This data is less about members and more about community business so tracking may be a little more complex in that you may need to ask for assistance from non-member businesses. However, when they understand the point is to bring them more business, they’ll hopefully agree to help.
Chamber Data: The Whos and Whens
With all campaigns, you need a starting point. When it comes to shopping local (or small), you need to either figure out what portion of shopping is done at your smaller businesses or you need a couple of key businesses that fit your campaign demographic (members or nonmembers) who are willing to share the percentage of revenue change after your campaign.

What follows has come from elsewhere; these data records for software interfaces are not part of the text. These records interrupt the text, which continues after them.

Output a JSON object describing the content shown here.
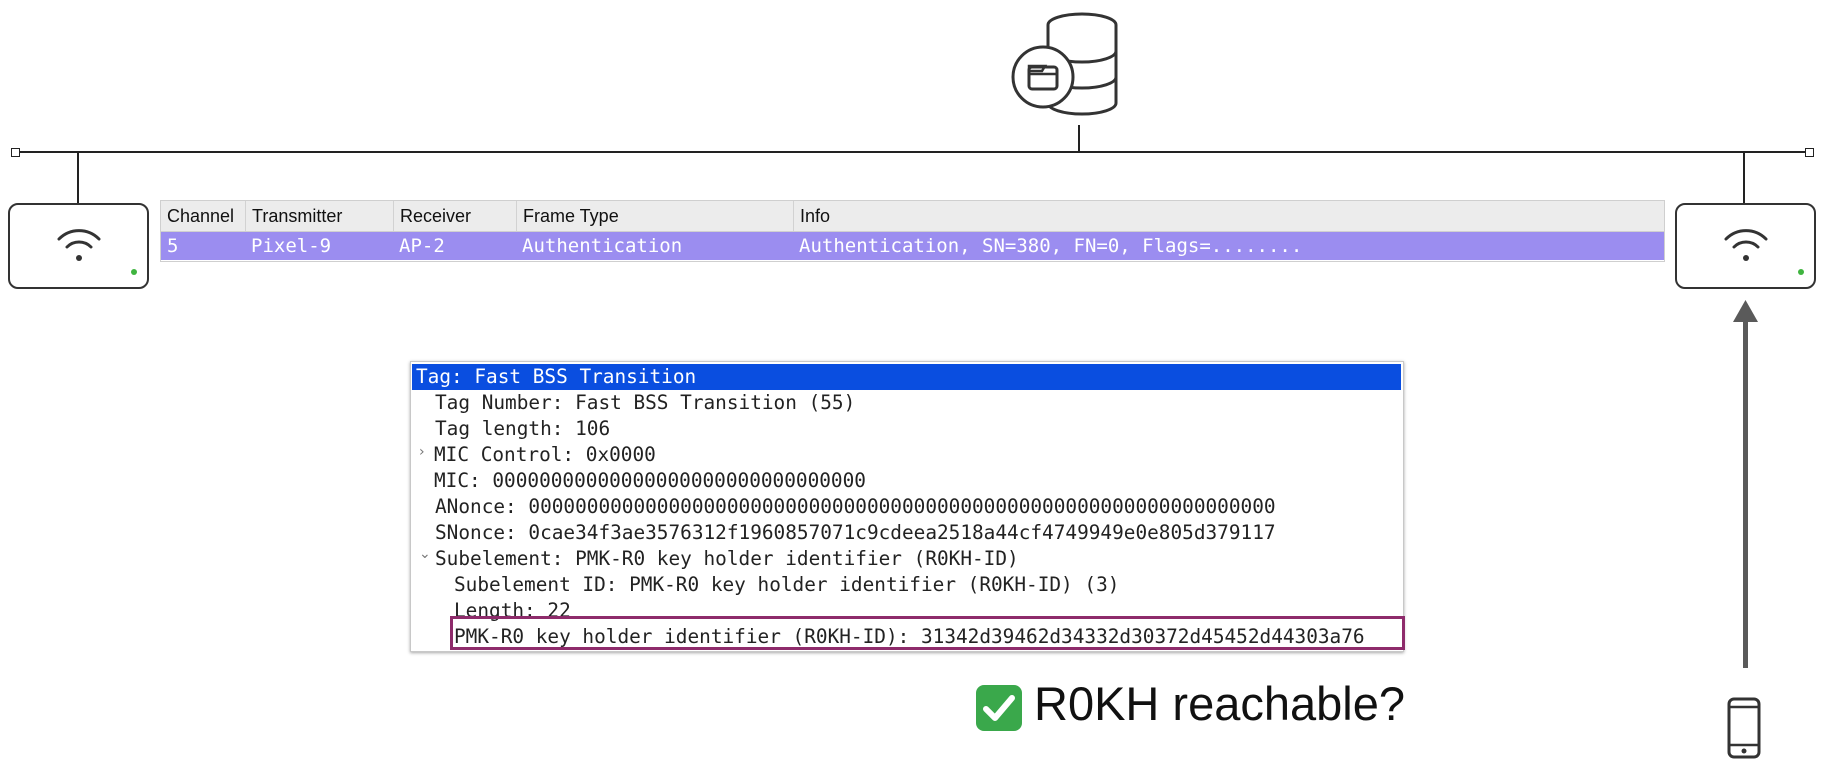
{
  "packet_list": {
    "columns": [
      "Channel",
      "Transmitter",
      "Receiver",
      "Frame Type",
      "Info"
    ],
    "selected_row": {
      "channel": "5",
      "transmitter": "Pixel-9",
      "receiver": "AP-2",
      "frame_type": "Authentication",
      "info": "Authentication, SN=380, FN=0, Flags=........"
    },
    "row_color": "#9b8df0"
  },
  "detail": {
    "lines": [
      "Tag: Fast BSS Transition",
      "Tag Number: Fast BSS Transition (55)",
      "Tag length: 106",
      "MIC Control: 0x0000",
      "MIC: 00000000000000000000000000000000",
      "ANonce: 0000000000000000000000000000000000000000000000000000000000000000",
      "SNonce: 0cae34f3ae3576312f1960857071c9cdeea2518a44cf4749949e0e805d379117",
      "Subelement: PMK-R0 key holder identifier (R0KH-ID)",
      "Subelement ID: PMK-R0 key holder identifier (R0KH-ID) (3)",
      "Length: 22",
      "PMK-R0 key holder identifier (R0KH-ID): 31342d39462d34332d30372d45452d44303a76"
    ],
    "selected_color": "#0a4ee0",
    "highlight_color": "#8e2b6b"
  },
  "annotation": {
    "label": "R0KH reachable?",
    "check_color": "#3aa84b"
  },
  "icons": {
    "server": "database-server-icon",
    "ap": "wifi-access-point-icon",
    "client": "smartphone-icon"
  }
}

Ideally, you would have several different types of businesses for comparison. You would also need multiple businesses that fit each type. For instance, you would want a statistically relevant percentage of your restaurants to share data with you as well as your souvenir shops, and/or dress shops. If you collected data from one restaurant, one flower shop, and one gift store any upticks in revenue could be explained away by holidays or some other factor not related to your efforts.
Speaking of which, ideally these businesses would also be able to tell you revenue changes year-over-year. They needn’t divulge actual revenue numbers. You’re more concerned about change here and whether your shop local campaign moved the revenue needle for them.

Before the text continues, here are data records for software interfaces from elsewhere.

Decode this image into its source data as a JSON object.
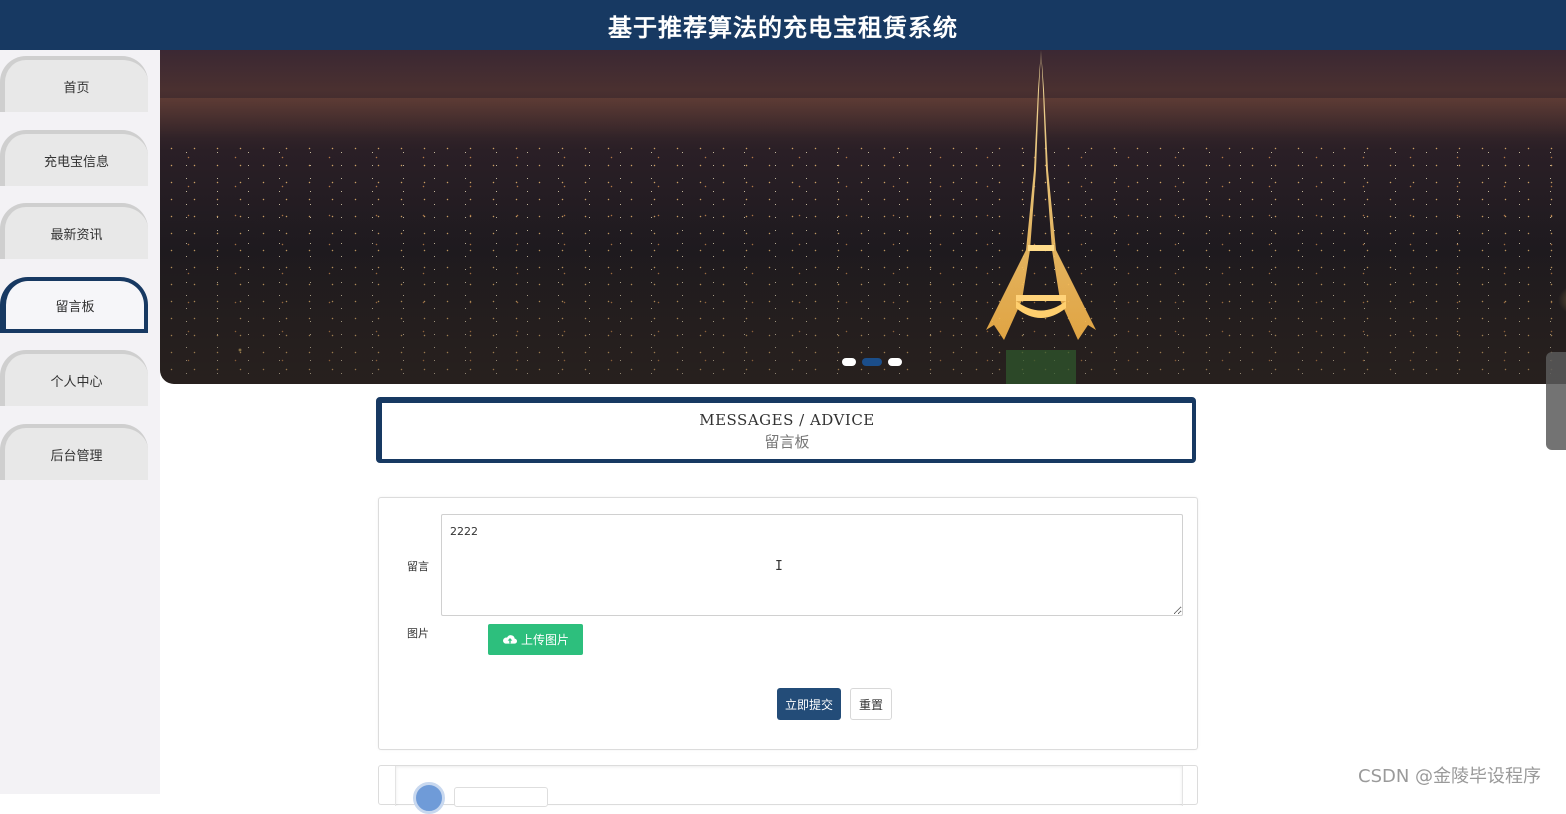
{
  "header": {
    "title": "基于推荐算法的充电宝租赁系统"
  },
  "sidebar": {
    "items": [
      {
        "label": "首页",
        "active": false
      },
      {
        "label": "充电宝信息",
        "active": false
      },
      {
        "label": "最新资讯",
        "active": false
      },
      {
        "label": "留言板",
        "active": true
      },
      {
        "label": "个人中心",
        "active": false
      },
      {
        "label": "后台管理",
        "active": false
      }
    ]
  },
  "banner": {
    "slide_count": 3,
    "active_slide": 2
  },
  "section": {
    "title_en": "MESSAGES / ADVICE",
    "title_cn": "留言板"
  },
  "form": {
    "message_label": "留言",
    "message_value": "2222",
    "image_label": "图片",
    "upload_label": "上传图片",
    "submit_label": "立即提交",
    "reset_label": "重置"
  },
  "watermark": "CSDN @金陵毕设程序",
  "colors": {
    "primary": "#173962",
    "upload": "#2dbf7d",
    "submit": "#234c78"
  }
}
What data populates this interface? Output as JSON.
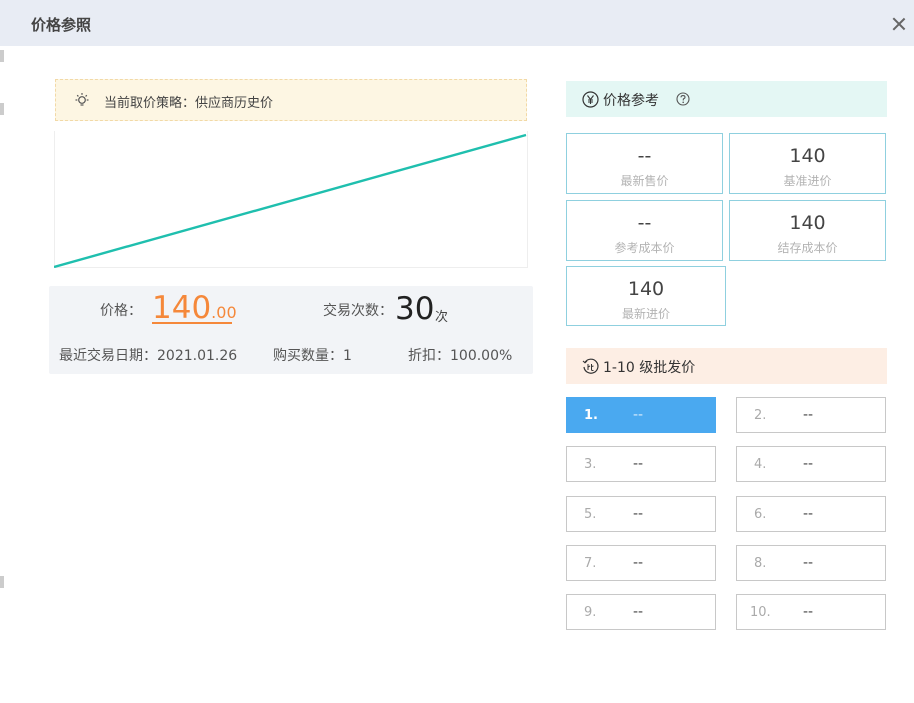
{
  "modal": {
    "title": "价格参照"
  },
  "strategy": {
    "text": "当前取价策略：供应商历史价"
  },
  "price_summary": {
    "price_label": "价格：",
    "price_int": "140",
    "price_dec": ".00",
    "count_label": "交易次数：",
    "count_value": "30",
    "count_unit": "次",
    "last_date": "最近交易日期：2021.01.26",
    "qty": "购买数量：1",
    "discount": "折扣：100.00%"
  },
  "reference": {
    "title": "价格参考",
    "cards": [
      {
        "value": "--",
        "label": "最新售价"
      },
      {
        "value": "140",
        "label": "基准进价"
      },
      {
        "value": "--",
        "label": "参考成本价"
      },
      {
        "value": "140",
        "label": "结存成本价"
      },
      {
        "value": "140",
        "label": "最新进价"
      }
    ]
  },
  "wholesale": {
    "title": "1-10 级批发价",
    "tiers": [
      {
        "num": "1.",
        "value": "--"
      },
      {
        "num": "2.",
        "value": "--"
      },
      {
        "num": "3.",
        "value": "--"
      },
      {
        "num": "4.",
        "value": "--"
      },
      {
        "num": "5.",
        "value": "--"
      },
      {
        "num": "6.",
        "value": "--"
      },
      {
        "num": "7.",
        "value": "--"
      },
      {
        "num": "8.",
        "value": "--"
      },
      {
        "num": "9.",
        "value": "--"
      },
      {
        "num": "10.",
        "value": "--"
      }
    ],
    "active_index": 0
  },
  "colors": {
    "accent_teal": "#1fbfae",
    "price_orange": "#f5883a",
    "tier_active": "#4aa9f0"
  },
  "trend": {
    "start": 0,
    "end": 1
  }
}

When tabulating the numbers for your campaign, always list anything else that could affect the data. That’s why it’s critical for those businesses to provide you with historical data. That way if they always have an uptick in sales in July, for instance, you can’t take full credit for it as an indicator of success for your campaign unless it’s astronomical and far exceeds previous years.
Critical Components of Data and Data Analysis

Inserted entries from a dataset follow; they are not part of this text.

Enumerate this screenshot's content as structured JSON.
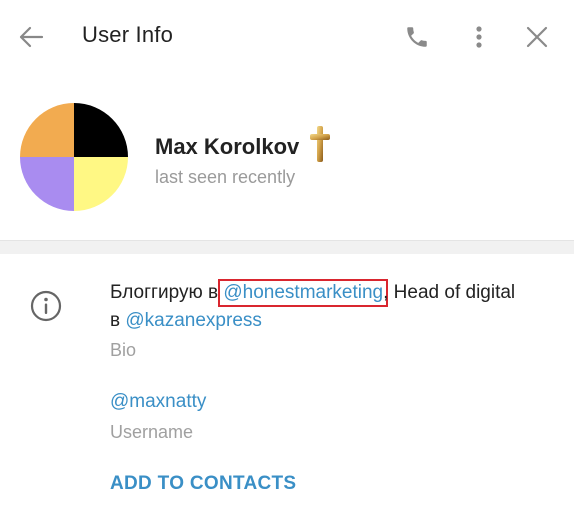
{
  "header": {
    "title": "User Info",
    "icons": {
      "back": "back-arrow-icon",
      "phone": "phone-icon",
      "more": "more-vertical-icon",
      "close": "close-icon"
    }
  },
  "profile": {
    "name": "Max Korolkov",
    "status": "last seen recently",
    "avatar_colors": [
      "#f2ab50",
      "#000000",
      "#a98cf0",
      "#fff884"
    ],
    "emoji": "cross-emoji"
  },
  "info": {
    "icon": "info-circle-icon",
    "bio_text_1": "Блоггирую в ",
    "bio_link_1": "@honestmarketing",
    "bio_text_2": ", Head of digital в ",
    "bio_link_2": "@kazanexpress",
    "bio_label": "Bio",
    "username": "@maxnatty",
    "username_label": "Username",
    "add_contact": "ADD TO CONTACTS"
  },
  "colors": {
    "link": "#3a8fc6",
    "highlight_border": "#d9262f",
    "secondary_text": "#9a9a9a"
  }
}
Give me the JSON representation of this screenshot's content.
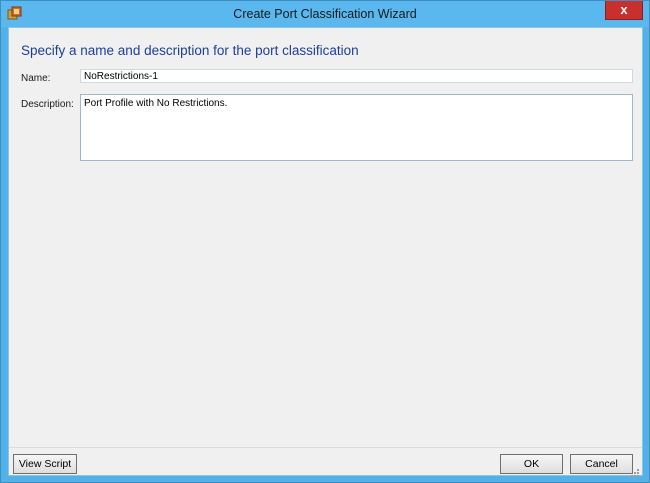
{
  "window": {
    "title": "Create Port Classification Wizard",
    "close_glyph": "x"
  },
  "page": {
    "heading": "Specify a name and description for the port classification"
  },
  "form": {
    "name_label": "Name:",
    "name_value": "NoRestrictions-1",
    "description_label": "Description:",
    "description_value": "Port Profile with No Restrictions."
  },
  "footer": {
    "view_script_label": "View Script",
    "ok_label": "OK",
    "cancel_label": "Cancel"
  },
  "icons": {
    "app": "vmm-app-icon",
    "close": "close-icon",
    "grip": "resize-grip-icon"
  },
  "colors": {
    "titlebar": "#5ab8ee",
    "heading": "#1d3f99",
    "close": "#c7302c"
  }
}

It’s difficult for me to tell you exactly what to measure when it comes to data because that depends entirely on what your chamber goals are. In this article, we featured two possible data analysis campaigns you might undertake but what if you have other goals and are wondering what data you should analyze to achieve those successes?
Let’s instead talk about the basics of actionable data so that you might apply it to your own goals. No matter what you plan on charting you need the following components to make the most of your data:
- Data from before. Always collect information about how things were before you did anything. Break this down as granularly as you can so that you can apply it to individual industries or specific-sized businesses. If your sample base is too small for that, then let it go. Applying data on one business to the community doesn’t mean anything statistically.
- Note your key performance indicators. What numbers will prove (or disprove) that you’ve done what you were planning to do?
- How can you use that information to do more of that in the future? Application is what transforms average chamber data into what consultants refer to as business intelligence. It’s the gold behind your numbers. Use your data and extrapolate the variables behind it. Look for commonalities and patterns.
- Create a plan to use the data. Use the patterns and business intelligence you’ve gained from the previous three steps and create a plan based on that knowledge. Maybe you’ll discover a new way to market or you’ll better understand your current members’ needs and change up your offerings accordingly. Good data always leads to new insights and applications. How you chose to use it affects your success.
Data is all the rage. But without application and goals, they’re just numbers. On the other hand, when chamber data is entwined with your goals and key performance indicators and you use that newfound understanding to change your approach to something like membership recruitment or marketing, it becomes invaluable to your chamber and how you meet the needs of your members.